In April 2010, the Food and Drug Administration (FDA) approved sipuleucel-T (Provenge), a novel cellular immunotherapy for the treatment of asymptomatic or minimally symptomatic, metastatic, castration-resistant (hormone-refractory) prostate cancer. The pivotal clinical trial demonstrated the benefits of sipuleucel-T: an increase in median survival of 4.1 months as compared with placebo and fewer side effects than occur with docetaxel. Priced at $31,000 per treatment, with a usual course of three treatments, sipuleucel-T is one of the most expensive cancer therapies ever to hit the marketplace.
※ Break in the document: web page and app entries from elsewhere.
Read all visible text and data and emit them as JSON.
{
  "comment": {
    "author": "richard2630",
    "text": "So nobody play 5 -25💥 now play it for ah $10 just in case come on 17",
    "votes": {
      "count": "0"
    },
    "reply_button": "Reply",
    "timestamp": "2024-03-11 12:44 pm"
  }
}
In June 2010, in response to questions about whether and how its regional contractors would pay for the treatment, the Centers for Medicare and Medicaid Services (CMS) opened a national coverage analysis for sipuleucel-T. On March 30, the CMS issued a proposed decision stating that it will allow national coverage in line with the FDA-approved indication.
The CMS's decision to conduct its own evaluation of sipuleucel-T raises the question of why a second government agency must review the same medical technology (with the same evidence at hand) after one government agency has already approved it. The second review risks duplication of effort, impeded access for patients, and costly delays for manufacturers seeking to commercialize innovations.
... Although the FDA approved the drug, the CMS still faced a difficult decision: what to do about an expensive new cancer agent and the fact that each year tens of thousands of Medicare beneficiaries receive a diagnosis of prostate cancer. ... Of course, patients who wanted sipuleucel-T could opt into traditional Medicare to obtain it, but the traditional program may ultimately disappear as the new payment models take hold. Sipuleucel-T is a new treatment option for patients with prostate cancer. It raises important questions about prospects for parallel review by the FDA and the CMS. From a health policy standpoint, however, its lasting legacy may be its role in accelerating overdue payment reforms (James D. Chambers and Peter J. Neumann).